An article in the Jerusalem Post by Abraham Cooper and Harold Brackman argues the Swedish city of Malmo’s decision to hold the Davis Cup tennis match between Israel and Sweden behind closed doors was a blatant example of anti-semitism. They charge not allowing spectators to watch the match reflects bias and has “echoes in Nazi Europe’s anti-semitism.” They argue claiming security reasons was simply a ploy to hide the real truth that Israeli players were being “stigmatized. None of this is about sports. It’s about Jews.” Naturally, the Malmo city government argues they were concerned about the possibility of violence and noted protestors numbered over 6,000 and had there been spectators the result might have led to violence and injuries.

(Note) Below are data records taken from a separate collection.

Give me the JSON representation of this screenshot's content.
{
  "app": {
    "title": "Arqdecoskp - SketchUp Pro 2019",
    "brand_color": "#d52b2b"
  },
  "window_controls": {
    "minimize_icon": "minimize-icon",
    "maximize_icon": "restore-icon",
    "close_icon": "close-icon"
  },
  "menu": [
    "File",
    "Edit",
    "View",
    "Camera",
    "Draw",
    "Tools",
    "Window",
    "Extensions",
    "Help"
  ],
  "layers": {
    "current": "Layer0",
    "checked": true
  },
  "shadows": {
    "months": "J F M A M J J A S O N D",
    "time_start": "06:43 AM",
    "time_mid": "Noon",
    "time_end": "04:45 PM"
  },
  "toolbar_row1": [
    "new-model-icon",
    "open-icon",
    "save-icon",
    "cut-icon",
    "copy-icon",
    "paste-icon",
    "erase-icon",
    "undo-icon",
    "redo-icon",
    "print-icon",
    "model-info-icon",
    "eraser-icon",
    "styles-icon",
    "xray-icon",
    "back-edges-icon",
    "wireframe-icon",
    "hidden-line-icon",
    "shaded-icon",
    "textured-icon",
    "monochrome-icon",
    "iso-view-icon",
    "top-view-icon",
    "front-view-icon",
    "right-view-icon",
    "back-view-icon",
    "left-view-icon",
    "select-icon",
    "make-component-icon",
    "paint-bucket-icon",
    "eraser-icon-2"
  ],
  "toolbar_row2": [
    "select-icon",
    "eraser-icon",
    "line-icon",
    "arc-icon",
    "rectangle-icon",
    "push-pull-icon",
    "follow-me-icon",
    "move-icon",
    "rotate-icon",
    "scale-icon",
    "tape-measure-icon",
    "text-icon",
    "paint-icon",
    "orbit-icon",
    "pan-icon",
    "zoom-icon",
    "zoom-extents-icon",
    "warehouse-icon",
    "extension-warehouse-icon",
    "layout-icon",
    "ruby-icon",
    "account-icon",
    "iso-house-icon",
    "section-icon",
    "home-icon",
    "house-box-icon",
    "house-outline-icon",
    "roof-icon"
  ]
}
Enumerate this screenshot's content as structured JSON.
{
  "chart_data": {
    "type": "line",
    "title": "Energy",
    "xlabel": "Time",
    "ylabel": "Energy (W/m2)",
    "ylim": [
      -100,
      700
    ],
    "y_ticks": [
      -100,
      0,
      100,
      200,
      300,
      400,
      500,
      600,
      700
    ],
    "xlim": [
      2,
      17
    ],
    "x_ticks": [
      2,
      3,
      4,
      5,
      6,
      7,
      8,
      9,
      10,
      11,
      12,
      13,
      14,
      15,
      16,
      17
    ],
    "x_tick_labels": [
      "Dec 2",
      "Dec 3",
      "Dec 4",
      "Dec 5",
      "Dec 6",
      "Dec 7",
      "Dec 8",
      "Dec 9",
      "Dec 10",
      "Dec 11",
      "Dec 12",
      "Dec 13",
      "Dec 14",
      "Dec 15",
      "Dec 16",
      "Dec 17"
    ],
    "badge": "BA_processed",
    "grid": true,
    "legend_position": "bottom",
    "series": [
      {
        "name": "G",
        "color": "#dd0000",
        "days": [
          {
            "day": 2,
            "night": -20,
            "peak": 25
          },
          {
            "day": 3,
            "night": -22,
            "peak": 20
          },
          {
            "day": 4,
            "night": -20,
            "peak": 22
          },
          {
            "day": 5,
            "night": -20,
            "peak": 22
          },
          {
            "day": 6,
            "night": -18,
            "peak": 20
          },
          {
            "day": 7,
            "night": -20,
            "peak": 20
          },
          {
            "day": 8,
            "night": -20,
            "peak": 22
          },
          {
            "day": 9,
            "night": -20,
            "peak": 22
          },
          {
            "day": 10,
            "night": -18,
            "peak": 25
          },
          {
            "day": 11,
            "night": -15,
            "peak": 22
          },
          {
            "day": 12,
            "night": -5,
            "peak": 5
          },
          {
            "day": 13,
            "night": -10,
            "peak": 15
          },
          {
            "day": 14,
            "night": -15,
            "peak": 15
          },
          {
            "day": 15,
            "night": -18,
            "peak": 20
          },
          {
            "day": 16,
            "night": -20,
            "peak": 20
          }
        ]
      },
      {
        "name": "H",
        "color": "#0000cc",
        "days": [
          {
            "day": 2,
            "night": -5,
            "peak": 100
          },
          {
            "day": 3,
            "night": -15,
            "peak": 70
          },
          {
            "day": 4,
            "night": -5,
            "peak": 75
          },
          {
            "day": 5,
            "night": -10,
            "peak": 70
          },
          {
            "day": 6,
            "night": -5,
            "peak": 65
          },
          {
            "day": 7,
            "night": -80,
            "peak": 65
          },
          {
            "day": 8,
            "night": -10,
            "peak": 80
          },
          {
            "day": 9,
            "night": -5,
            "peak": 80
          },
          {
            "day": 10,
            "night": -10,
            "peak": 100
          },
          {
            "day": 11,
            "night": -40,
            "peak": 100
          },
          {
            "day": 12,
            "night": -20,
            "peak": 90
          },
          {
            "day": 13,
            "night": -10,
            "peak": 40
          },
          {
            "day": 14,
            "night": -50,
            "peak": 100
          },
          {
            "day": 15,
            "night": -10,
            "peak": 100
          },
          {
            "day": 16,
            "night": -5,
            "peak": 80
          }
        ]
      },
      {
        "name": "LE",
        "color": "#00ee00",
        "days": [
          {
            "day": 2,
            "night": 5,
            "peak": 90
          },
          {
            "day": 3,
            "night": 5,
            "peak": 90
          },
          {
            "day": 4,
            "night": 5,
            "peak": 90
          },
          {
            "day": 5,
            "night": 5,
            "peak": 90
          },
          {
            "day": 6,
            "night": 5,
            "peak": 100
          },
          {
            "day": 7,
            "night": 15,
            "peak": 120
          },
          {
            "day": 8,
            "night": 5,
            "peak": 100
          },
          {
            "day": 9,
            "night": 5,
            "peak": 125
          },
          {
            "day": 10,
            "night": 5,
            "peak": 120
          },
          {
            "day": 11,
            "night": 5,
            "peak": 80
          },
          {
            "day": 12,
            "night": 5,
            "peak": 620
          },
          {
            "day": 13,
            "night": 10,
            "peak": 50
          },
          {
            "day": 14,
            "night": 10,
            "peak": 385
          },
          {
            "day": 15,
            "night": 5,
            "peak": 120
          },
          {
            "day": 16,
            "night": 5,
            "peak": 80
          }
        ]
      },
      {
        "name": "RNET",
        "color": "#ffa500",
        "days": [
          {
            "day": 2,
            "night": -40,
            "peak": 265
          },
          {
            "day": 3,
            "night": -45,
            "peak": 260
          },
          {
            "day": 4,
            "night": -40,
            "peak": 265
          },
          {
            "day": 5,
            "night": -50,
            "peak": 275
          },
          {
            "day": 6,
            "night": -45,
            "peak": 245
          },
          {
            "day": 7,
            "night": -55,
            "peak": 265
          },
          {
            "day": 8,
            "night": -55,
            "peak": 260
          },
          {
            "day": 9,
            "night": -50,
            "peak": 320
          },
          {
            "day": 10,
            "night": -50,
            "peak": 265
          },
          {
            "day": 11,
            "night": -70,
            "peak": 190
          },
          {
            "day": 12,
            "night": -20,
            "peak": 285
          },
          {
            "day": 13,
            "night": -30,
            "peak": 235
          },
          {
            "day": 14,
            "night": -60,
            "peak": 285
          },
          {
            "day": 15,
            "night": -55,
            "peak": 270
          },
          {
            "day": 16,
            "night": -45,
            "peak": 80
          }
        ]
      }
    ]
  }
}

One can disagree with the decision not to allow spectators without getting into charges of anti-semitism. It is rather obvious if one follows demonstrations concerning abuse of human rights in Europe that more attention is paid to Israel than to any other nation in the world. Ironically, as the crowd gathered to protest the presence of Israel, the president of Sudan was expelling aid agencies from Darfur. The death of 300,000 people in Darfur apparently does not concern people in Sweden who want to protest against oppression.
We suspect the protest in Sweden and other such demonstrations reflect a latent anti-semitism that in no way can be compared to Nazi Germany. To compare these forms of protest with the horrors of Nazism is an insult to those who died in the Holocaust. The Swedish protestors know not what they do in terms of the hypocrisy in focusing on Israel and ignoring horrors in Congo, Uganda, Zimbabwe and elsewhere.